Romain Duris is superb. He carries this intelligent French thriller about a Parisian lawyer with the seemingly perfect life who kills his wife's lover and then assumes his identity as a photographer in Montenegro, finding his true self but never quite able to escape his former life, principally due to the talent he displays in his new-found profession.
Catherine Deneuve makes a fleeting appearance as the dying boss that Duris leaves behind in Paris, and it is the characters in Montenegro that are more real and fascinating than their seemingly superficial counterparts. Duris's main struggle in the first half of the film is how he can leave his children behind: his struggle in the second concerns the attempt to find himself. It's not your average mid-life crisis.
The film is paced beautifully: not as abrupt or violent as 'Taken' or 'Mesrine', and actually sits in a different class to either, being less thriller and more arthouse, which the film benefits from.

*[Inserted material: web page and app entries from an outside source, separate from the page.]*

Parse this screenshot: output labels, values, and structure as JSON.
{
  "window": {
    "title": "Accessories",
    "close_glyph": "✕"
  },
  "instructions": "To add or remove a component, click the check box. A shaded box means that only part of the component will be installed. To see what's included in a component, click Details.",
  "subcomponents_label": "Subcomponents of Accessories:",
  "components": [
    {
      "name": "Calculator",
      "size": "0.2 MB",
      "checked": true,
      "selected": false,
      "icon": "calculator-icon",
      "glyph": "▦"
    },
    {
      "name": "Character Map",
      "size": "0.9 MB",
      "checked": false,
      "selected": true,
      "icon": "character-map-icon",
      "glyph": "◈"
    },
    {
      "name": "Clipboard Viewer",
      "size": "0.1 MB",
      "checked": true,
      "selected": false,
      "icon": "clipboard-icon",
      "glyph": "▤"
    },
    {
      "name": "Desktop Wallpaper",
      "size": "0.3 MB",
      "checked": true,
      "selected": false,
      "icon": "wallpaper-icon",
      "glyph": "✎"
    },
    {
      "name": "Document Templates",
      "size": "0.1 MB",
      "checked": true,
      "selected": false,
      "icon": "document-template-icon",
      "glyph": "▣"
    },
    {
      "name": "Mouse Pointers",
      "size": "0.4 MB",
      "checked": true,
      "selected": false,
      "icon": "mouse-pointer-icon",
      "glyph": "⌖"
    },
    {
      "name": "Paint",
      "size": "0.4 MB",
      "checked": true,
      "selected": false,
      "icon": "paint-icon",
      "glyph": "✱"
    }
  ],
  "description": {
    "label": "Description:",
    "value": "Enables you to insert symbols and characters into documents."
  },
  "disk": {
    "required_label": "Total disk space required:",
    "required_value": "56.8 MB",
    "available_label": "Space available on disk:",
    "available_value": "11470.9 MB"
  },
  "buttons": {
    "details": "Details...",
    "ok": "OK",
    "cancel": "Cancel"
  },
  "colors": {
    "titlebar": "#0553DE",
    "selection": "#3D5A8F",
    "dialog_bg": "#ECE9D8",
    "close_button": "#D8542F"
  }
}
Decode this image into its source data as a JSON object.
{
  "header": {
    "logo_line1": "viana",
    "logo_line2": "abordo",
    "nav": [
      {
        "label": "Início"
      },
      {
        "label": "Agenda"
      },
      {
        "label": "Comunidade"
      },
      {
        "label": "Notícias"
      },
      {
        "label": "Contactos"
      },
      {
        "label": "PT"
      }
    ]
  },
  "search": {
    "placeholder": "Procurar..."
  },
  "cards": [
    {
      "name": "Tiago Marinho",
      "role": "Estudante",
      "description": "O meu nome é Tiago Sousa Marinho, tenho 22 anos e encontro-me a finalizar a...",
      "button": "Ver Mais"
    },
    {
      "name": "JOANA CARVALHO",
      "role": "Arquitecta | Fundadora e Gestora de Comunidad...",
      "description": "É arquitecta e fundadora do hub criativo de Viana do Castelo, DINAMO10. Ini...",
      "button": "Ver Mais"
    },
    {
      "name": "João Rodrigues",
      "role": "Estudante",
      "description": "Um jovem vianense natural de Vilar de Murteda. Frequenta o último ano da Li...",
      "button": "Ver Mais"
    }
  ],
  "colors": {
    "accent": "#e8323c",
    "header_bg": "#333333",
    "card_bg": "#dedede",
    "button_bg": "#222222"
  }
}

I caught this in London after having just seen 'Tree of Life' and the advantage this film has over Malik's masterpiece is that the story, a linear one, is of more general appeal, but it shares the same sensitivity to cinematographical expanse, beauty of shot and a slower pace reminiscent of movies in days gone by. It never drags, and I was hooked from the first few moments of the film, principally because of Duris's performance. It may, dare I say it, even be worthy of a nod at the Oscars, and this has got to be in with a shout at best foreign film.
Four stars, as the ending didn't quite satisfy me, but the whole experience did. Well worth a spin.